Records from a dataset
★ ★ ★ ★ ★

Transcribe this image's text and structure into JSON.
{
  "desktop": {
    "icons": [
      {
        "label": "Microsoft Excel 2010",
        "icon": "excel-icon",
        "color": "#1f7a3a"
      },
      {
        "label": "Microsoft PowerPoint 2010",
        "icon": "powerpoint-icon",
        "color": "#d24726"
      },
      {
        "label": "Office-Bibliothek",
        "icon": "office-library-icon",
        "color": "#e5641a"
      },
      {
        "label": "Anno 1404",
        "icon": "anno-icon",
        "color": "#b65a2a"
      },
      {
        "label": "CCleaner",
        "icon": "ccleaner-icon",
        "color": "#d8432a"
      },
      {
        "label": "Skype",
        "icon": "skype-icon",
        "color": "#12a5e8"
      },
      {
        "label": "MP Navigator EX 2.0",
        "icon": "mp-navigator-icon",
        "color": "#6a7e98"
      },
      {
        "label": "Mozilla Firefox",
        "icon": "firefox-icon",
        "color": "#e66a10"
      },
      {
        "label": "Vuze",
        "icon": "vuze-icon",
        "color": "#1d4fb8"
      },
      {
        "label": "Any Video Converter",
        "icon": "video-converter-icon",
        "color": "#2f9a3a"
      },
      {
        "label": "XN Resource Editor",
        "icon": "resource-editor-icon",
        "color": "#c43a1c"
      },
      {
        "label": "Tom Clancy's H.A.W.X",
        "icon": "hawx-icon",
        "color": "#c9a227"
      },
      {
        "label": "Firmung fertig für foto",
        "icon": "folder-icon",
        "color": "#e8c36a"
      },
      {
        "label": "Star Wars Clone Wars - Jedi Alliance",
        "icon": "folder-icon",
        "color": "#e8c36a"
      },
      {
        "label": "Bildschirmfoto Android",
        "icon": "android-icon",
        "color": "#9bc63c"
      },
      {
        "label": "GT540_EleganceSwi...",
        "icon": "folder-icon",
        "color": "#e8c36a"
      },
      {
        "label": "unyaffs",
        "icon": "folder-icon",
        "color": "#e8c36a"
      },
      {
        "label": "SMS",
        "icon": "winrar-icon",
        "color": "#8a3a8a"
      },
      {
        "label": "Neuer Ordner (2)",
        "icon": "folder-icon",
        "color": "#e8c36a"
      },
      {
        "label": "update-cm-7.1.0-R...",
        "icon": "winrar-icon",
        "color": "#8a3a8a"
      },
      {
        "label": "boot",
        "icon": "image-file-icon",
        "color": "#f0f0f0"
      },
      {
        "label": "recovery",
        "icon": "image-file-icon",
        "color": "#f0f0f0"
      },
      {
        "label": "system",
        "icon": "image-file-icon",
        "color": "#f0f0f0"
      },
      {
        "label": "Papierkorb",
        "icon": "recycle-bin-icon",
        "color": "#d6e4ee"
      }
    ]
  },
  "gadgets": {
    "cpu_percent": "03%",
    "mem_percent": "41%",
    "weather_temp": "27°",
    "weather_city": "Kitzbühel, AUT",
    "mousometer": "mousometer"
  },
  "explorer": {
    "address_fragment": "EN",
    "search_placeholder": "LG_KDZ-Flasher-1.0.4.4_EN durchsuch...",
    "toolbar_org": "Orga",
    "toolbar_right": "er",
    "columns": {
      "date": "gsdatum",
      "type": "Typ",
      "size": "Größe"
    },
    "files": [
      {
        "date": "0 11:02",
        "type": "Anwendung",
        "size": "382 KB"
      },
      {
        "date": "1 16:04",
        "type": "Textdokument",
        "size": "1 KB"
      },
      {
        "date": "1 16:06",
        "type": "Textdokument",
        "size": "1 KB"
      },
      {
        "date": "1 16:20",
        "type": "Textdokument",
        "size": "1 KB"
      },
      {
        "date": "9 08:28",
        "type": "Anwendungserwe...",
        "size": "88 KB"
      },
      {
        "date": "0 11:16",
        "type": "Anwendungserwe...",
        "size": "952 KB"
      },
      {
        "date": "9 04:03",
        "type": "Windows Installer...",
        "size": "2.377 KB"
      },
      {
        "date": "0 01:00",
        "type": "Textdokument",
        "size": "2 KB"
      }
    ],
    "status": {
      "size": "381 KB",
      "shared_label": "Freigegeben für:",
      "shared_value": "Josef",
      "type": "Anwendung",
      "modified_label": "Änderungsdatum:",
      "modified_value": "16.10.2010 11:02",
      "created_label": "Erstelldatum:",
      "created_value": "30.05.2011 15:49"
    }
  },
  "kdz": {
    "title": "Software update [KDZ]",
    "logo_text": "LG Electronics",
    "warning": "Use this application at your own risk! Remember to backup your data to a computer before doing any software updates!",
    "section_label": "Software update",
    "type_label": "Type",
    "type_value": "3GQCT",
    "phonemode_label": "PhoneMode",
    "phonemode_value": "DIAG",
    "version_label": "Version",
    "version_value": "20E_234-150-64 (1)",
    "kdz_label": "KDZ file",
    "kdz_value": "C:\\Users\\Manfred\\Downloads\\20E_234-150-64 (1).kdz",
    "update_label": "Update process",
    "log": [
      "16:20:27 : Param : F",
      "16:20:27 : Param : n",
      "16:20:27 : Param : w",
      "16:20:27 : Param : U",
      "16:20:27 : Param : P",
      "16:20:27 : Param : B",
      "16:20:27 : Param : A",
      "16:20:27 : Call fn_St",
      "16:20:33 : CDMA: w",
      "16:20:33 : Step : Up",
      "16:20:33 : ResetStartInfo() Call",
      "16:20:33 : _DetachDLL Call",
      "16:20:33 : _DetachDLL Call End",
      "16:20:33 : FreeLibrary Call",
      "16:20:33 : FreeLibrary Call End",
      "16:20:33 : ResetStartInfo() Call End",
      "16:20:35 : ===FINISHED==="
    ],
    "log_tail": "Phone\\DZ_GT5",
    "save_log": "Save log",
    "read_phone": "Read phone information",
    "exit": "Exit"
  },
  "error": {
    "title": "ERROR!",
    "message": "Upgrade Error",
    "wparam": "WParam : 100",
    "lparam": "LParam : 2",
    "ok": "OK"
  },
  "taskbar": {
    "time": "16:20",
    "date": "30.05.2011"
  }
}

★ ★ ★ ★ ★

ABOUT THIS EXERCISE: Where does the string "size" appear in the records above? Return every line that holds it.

OUTPUT:
      "size": "Größe"
        "size": "382 KB"
        "size": "1 KB"
        "size": "1 KB"
        "size": "1 KB"
        "size": "88 KB"
        "size": "952 KB"
        "size": "2.377 KB"
        "size": "2 KB"
      "size": "381 KB",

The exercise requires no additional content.